Take each line of the data that contains the string "JSON" and copy it.

Start of EXCERPTED DATA

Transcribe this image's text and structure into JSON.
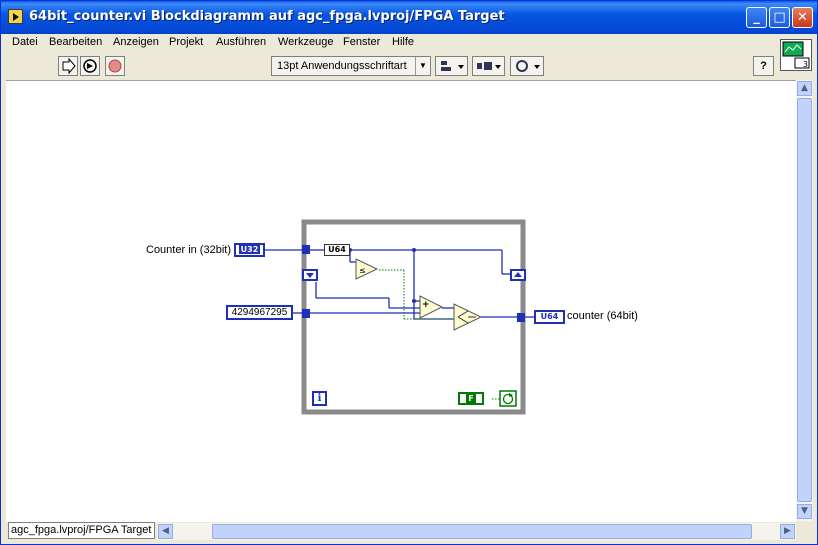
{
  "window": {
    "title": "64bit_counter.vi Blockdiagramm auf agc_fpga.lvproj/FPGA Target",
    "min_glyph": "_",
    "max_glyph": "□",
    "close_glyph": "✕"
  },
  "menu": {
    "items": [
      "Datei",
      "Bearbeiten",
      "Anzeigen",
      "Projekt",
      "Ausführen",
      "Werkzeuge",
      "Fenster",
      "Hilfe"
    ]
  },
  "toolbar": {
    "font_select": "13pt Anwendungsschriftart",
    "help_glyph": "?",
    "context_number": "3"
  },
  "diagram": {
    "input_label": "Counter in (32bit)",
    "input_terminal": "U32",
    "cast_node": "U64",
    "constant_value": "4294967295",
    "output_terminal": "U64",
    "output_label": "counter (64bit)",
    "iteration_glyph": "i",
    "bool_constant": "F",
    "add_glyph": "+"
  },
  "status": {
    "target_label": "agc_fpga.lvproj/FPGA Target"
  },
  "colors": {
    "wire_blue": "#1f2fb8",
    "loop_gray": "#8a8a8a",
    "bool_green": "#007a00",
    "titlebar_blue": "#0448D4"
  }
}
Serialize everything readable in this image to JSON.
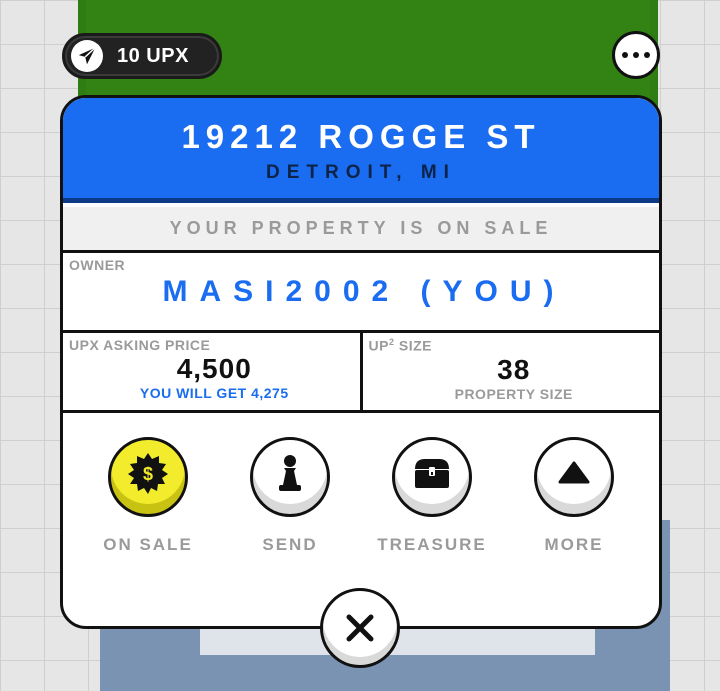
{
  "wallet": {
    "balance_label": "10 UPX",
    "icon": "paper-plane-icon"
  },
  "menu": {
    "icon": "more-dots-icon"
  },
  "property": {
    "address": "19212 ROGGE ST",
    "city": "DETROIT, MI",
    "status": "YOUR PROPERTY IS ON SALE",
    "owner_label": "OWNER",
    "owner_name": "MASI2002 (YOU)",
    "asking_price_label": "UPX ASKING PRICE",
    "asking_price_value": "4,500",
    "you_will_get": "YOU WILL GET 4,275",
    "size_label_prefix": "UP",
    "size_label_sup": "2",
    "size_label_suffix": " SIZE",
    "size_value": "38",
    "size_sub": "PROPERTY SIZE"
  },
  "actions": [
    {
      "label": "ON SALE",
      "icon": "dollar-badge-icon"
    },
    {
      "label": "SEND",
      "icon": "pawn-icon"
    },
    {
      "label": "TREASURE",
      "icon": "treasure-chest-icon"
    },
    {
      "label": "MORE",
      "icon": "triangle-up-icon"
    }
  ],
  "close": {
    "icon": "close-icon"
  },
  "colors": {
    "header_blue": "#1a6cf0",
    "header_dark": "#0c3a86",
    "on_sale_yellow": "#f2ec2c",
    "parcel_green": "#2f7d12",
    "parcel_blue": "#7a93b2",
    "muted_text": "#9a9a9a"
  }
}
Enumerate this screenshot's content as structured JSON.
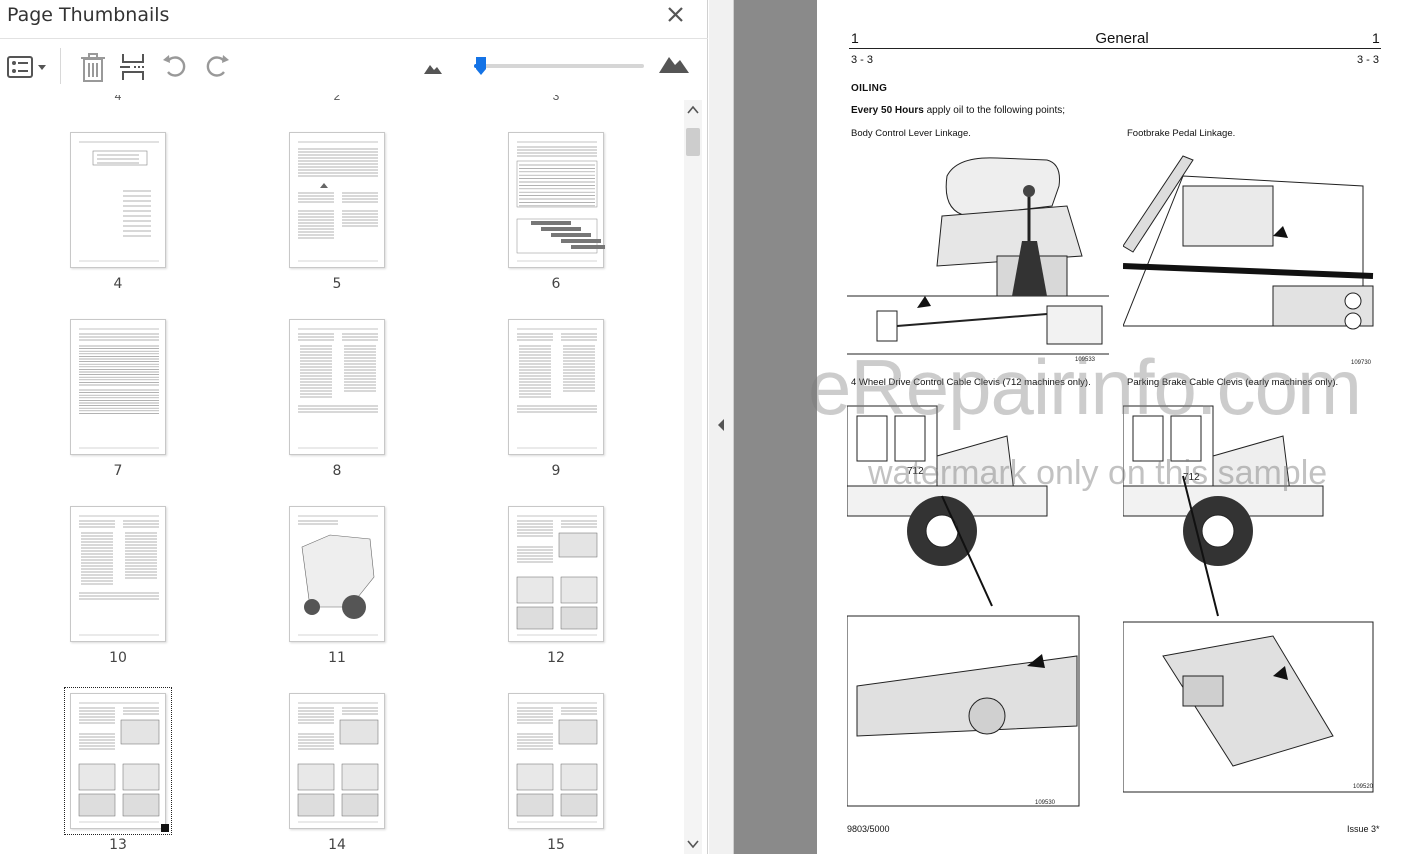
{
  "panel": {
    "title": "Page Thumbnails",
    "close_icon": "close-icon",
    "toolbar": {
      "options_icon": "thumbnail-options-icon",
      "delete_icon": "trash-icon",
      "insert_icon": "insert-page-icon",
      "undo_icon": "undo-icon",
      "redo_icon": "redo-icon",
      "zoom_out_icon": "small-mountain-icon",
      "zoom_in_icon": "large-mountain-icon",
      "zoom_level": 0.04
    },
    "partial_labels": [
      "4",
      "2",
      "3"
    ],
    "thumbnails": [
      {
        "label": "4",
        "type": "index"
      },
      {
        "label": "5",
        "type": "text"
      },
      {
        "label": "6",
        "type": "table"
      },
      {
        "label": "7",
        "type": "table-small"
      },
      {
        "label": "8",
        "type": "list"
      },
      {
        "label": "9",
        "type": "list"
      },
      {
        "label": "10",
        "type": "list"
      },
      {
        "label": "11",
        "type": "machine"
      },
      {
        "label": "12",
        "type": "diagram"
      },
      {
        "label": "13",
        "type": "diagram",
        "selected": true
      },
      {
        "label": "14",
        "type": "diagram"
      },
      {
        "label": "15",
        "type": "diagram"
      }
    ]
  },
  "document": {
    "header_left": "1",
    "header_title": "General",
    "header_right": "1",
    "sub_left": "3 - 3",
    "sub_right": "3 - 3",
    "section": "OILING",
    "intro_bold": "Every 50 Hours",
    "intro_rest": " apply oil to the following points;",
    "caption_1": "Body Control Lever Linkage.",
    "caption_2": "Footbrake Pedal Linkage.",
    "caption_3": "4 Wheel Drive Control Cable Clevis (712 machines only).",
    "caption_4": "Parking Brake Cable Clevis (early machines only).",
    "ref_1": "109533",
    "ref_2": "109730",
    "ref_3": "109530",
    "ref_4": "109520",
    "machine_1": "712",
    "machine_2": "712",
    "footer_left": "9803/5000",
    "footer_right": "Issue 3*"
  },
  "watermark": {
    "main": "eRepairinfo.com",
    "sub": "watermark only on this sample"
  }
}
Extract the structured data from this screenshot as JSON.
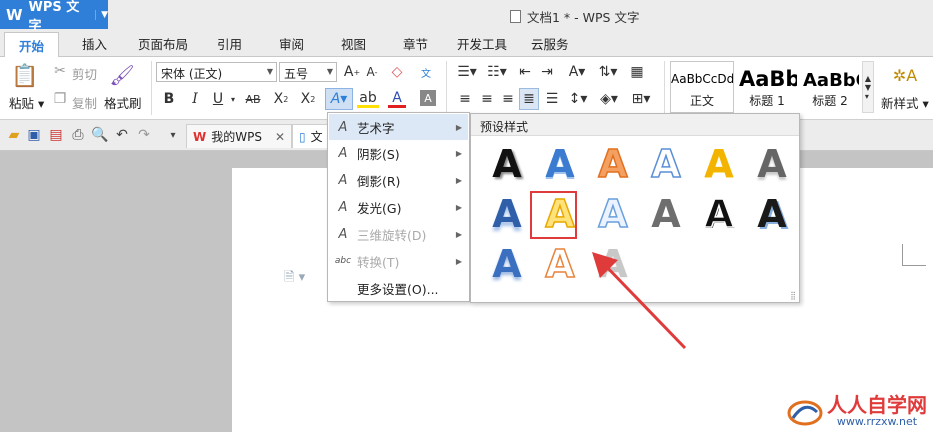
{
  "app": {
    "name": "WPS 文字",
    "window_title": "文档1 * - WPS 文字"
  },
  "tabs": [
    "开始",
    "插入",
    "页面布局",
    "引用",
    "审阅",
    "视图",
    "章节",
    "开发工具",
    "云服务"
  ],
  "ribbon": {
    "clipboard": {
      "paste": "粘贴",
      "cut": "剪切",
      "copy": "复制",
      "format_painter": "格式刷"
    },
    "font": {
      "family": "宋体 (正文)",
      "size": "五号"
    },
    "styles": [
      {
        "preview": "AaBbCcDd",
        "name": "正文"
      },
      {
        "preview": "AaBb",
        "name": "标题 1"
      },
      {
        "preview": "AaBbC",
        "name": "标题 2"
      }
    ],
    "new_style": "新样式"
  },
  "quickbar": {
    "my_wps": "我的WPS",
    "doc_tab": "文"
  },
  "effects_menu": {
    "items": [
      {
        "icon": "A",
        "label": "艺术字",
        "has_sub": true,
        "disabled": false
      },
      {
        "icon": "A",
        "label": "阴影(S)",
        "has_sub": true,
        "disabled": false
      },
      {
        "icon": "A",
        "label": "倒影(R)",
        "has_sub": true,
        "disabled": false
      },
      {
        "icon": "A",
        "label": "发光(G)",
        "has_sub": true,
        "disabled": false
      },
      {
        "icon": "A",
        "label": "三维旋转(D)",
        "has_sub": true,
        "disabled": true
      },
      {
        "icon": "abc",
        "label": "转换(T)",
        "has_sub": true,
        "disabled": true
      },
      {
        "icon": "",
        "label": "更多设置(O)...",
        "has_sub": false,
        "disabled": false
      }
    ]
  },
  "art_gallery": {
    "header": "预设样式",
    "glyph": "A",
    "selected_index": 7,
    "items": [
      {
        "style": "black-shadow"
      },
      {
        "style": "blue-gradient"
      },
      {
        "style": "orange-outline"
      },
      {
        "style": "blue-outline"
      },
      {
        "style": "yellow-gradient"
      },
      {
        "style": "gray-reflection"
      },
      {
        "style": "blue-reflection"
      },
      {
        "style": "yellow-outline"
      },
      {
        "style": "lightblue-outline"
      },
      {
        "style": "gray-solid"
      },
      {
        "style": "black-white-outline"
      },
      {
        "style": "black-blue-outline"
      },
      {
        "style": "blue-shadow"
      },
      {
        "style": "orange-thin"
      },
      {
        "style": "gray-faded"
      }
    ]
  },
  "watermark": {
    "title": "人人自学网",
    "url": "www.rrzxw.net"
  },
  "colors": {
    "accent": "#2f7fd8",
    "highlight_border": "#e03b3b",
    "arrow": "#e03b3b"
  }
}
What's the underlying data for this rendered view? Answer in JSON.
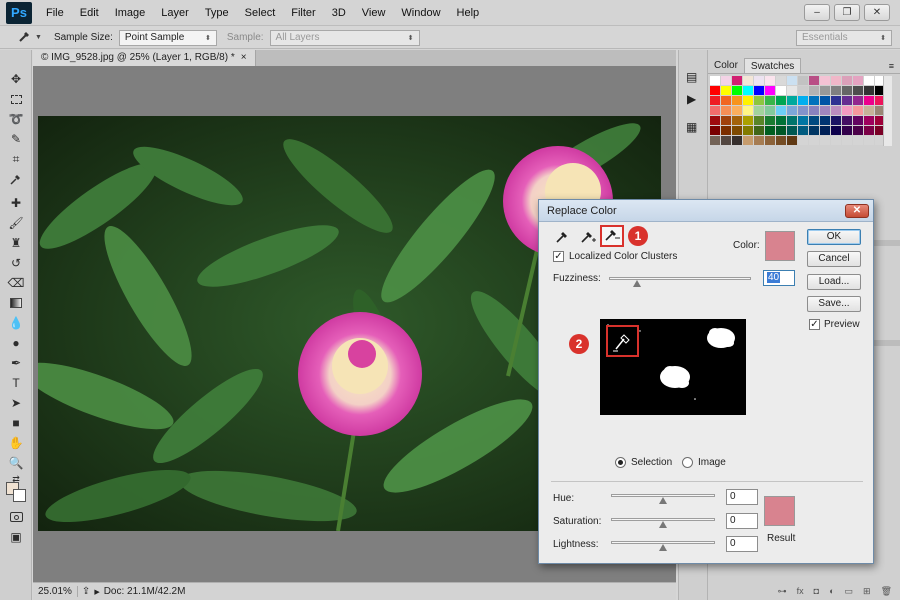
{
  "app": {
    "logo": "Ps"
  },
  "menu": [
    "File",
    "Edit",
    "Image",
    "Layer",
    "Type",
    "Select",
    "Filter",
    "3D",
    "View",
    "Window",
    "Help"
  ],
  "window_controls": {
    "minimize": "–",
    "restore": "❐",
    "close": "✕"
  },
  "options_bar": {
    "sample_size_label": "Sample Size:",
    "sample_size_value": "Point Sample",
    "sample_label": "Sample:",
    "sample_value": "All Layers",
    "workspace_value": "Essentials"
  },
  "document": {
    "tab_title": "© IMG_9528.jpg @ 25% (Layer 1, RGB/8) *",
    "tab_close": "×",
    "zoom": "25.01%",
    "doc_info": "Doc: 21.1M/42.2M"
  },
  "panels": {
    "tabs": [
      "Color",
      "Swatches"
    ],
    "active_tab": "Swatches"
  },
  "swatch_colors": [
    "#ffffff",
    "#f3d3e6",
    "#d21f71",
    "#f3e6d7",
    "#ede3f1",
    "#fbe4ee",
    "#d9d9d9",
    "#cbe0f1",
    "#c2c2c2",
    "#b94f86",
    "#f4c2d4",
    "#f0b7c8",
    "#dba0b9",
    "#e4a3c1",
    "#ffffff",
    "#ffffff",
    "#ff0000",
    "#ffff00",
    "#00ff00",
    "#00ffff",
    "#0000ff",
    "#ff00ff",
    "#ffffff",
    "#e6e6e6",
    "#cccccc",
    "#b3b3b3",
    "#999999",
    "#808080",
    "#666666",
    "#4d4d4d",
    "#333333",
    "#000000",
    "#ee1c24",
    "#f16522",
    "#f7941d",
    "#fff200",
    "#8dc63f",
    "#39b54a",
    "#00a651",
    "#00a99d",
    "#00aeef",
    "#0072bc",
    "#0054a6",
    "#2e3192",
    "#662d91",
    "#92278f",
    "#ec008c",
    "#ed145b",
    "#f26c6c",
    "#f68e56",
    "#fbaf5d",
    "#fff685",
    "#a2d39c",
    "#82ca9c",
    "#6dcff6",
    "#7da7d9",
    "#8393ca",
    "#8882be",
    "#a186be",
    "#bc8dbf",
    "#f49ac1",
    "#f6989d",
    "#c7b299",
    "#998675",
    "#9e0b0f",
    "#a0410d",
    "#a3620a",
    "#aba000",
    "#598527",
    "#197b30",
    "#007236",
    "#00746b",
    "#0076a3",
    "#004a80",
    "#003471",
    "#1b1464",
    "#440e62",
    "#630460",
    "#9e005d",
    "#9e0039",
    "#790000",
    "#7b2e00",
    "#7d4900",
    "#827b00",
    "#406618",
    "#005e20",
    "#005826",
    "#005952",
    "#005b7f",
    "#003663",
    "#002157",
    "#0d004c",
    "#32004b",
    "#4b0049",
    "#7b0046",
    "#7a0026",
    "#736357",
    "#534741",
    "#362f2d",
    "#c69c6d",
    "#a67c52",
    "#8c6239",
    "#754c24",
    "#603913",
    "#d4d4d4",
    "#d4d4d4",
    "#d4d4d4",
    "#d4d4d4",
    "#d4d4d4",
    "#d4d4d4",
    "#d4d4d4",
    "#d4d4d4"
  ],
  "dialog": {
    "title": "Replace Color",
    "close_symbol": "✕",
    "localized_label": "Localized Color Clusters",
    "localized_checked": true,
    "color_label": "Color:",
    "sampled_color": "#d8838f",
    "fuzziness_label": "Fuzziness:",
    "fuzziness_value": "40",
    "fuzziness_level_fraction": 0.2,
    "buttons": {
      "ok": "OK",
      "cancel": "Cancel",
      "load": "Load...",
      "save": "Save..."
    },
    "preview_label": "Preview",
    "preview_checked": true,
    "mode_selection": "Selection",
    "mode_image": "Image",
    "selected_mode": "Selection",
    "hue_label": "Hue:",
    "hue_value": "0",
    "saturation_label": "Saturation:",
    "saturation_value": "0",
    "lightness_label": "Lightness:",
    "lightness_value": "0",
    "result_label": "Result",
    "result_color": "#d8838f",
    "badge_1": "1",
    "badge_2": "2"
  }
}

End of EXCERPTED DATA

[COMPLETED TASK]
Transcribe this image's text and structure into JSON.
Serialize everything readable in this image to JSON.
Enumerate this screenshot's content as structured JSON.
Extract the structured data from this screenshot as JSON.
What's the underlying data for this rendered view? Answer in JSON.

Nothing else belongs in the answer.